News & Opinion | June 20, 2018 10:22 am

Jack Parsons: The Sex-Crazed Father of Modern Rocketry

He was an expert in rocket science before it was even a field.

Jack Parsons in 1938. (Wikipedia)
Jack Parsons in 1938. (Wikipedia)

On June 17, 1952, a science experiment gone wrong resulted in the death of John “Jack” Whiteside Parsons, the father of modern rocketry. Without him, Neil Armstrong might not have walked on the moon and the American military might never have become as powerful as it is today. But thanks to a CBS All Access series starring Jack Reynor called Strange Angel, we also learn that Parsons was the leader of a black-magic sex cult, of which Scientology founder L. Ron Hubbard was once a member. The show is based on a book of the same name by author and journalist George Pendle, who discovered Parsons while researching an avant-garde filmmaker, Kenneth Anger, back in 2002. He was intrigued and dug deeper into Parsons’ life.

Parsons was one of the founders of the NASA Jet Propulsion Laboratory, or JPL, at Caltech, where the first rocket experiments were conducted in 1936. Parsons believed that rocketry could be a boon to mankind.

He also believed that he could summon mystical beings to Earth using explosions and magical rituals. As a kid growing up in Pasadena, California, Parsons was obsessed with traveling to the moon. He then discovered explosives, and as a 12-year-old, would scrape the black powder from fireworks and fashion rudimentary rockets. As an adult, he joined the Ordo Templi Orientis, a religious secret society led by Aleister Crowley, which Parsons viewed as offering similar things that rocketry did, like pushing mankind to a greater level.
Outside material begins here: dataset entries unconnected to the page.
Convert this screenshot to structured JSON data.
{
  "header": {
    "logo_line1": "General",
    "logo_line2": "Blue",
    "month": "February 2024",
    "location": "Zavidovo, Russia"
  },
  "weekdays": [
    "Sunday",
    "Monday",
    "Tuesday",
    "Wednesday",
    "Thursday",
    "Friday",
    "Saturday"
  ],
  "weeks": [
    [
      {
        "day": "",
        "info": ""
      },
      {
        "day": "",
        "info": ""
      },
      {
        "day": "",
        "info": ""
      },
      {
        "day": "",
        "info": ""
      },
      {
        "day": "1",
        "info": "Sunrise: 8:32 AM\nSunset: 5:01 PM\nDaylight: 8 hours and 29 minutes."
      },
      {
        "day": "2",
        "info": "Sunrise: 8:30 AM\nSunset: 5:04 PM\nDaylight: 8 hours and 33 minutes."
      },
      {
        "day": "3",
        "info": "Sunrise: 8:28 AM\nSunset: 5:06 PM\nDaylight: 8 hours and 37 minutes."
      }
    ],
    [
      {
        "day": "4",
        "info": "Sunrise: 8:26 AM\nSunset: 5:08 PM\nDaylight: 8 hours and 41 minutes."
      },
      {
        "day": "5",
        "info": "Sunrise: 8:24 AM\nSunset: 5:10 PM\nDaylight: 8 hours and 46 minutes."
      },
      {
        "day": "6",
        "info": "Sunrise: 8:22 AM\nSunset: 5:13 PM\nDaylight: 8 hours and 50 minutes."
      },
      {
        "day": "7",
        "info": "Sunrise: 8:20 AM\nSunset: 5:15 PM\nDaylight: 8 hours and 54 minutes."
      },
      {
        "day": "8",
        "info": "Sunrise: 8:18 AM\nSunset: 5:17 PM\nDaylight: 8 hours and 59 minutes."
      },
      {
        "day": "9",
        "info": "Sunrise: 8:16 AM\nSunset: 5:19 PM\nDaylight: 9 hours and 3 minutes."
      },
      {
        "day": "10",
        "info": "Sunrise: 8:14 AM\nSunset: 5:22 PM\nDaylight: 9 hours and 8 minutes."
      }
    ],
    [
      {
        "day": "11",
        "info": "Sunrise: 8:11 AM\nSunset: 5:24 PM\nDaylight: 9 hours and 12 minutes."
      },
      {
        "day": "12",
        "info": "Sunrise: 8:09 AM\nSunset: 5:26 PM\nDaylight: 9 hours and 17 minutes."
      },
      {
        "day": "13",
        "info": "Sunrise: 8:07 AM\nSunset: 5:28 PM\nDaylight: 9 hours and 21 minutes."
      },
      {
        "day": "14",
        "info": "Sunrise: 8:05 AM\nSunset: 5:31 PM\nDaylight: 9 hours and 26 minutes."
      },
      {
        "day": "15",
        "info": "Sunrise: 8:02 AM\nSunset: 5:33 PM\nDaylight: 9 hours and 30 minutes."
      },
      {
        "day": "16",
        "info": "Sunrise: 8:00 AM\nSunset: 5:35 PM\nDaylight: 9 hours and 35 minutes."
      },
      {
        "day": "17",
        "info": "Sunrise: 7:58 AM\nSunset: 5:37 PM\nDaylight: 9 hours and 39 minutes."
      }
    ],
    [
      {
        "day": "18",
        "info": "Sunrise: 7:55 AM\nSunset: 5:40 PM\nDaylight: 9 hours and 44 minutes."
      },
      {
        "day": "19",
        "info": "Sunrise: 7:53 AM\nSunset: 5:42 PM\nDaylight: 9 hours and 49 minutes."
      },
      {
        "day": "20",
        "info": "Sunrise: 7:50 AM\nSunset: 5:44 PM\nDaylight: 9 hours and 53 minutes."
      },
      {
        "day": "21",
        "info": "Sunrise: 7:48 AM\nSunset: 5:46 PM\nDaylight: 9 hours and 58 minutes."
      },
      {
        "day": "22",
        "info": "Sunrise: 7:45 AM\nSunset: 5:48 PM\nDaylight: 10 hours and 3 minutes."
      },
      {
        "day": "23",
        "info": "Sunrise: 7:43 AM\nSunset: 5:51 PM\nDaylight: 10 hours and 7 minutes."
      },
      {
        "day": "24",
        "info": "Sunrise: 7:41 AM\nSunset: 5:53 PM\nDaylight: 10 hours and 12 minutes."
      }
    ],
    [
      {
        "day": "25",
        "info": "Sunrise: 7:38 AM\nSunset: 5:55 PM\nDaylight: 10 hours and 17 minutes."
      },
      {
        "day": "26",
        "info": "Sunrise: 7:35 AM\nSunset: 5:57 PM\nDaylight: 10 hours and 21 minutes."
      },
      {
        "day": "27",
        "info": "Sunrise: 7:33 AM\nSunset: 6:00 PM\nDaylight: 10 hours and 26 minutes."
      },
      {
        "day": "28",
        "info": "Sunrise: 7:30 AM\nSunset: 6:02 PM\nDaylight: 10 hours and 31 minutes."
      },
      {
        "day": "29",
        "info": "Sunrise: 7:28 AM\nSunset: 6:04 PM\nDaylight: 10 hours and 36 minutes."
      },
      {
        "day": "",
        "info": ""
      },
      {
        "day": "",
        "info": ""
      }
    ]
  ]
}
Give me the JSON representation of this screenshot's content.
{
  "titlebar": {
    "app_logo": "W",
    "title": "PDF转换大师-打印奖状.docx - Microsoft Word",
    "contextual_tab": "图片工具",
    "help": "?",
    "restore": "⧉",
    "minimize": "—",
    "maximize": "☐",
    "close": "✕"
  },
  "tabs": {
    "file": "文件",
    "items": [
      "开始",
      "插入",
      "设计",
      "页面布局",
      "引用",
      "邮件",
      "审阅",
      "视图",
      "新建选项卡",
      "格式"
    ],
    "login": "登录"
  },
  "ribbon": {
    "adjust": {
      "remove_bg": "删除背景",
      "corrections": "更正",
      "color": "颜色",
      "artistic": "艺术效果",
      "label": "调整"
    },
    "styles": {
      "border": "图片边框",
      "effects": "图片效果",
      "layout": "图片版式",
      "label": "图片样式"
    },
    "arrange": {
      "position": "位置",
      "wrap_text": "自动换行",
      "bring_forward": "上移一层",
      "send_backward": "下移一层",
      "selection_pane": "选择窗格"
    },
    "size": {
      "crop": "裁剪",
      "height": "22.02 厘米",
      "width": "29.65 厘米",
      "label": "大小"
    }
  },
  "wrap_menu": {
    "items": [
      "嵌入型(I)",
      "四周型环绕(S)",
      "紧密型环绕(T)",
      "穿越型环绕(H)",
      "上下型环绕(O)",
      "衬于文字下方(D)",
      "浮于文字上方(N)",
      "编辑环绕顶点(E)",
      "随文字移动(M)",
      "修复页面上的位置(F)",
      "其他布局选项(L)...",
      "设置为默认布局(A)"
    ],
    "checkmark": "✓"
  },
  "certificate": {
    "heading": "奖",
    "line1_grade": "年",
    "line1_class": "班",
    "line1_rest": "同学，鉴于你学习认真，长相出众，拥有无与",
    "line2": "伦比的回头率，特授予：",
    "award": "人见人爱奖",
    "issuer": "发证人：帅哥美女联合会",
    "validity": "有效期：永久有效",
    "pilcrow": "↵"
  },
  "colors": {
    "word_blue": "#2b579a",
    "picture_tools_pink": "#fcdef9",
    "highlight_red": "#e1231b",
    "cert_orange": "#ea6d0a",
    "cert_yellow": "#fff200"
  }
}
“I really hope that his science and occultism will be brought out of the shadows,” Pendle said, according to the New York Post. “That he’ll be seen as this fascinating American figure that pulled himself up by his own bootstraps, created a whole new science, discovered his own path and lived the life he wanted to lead.”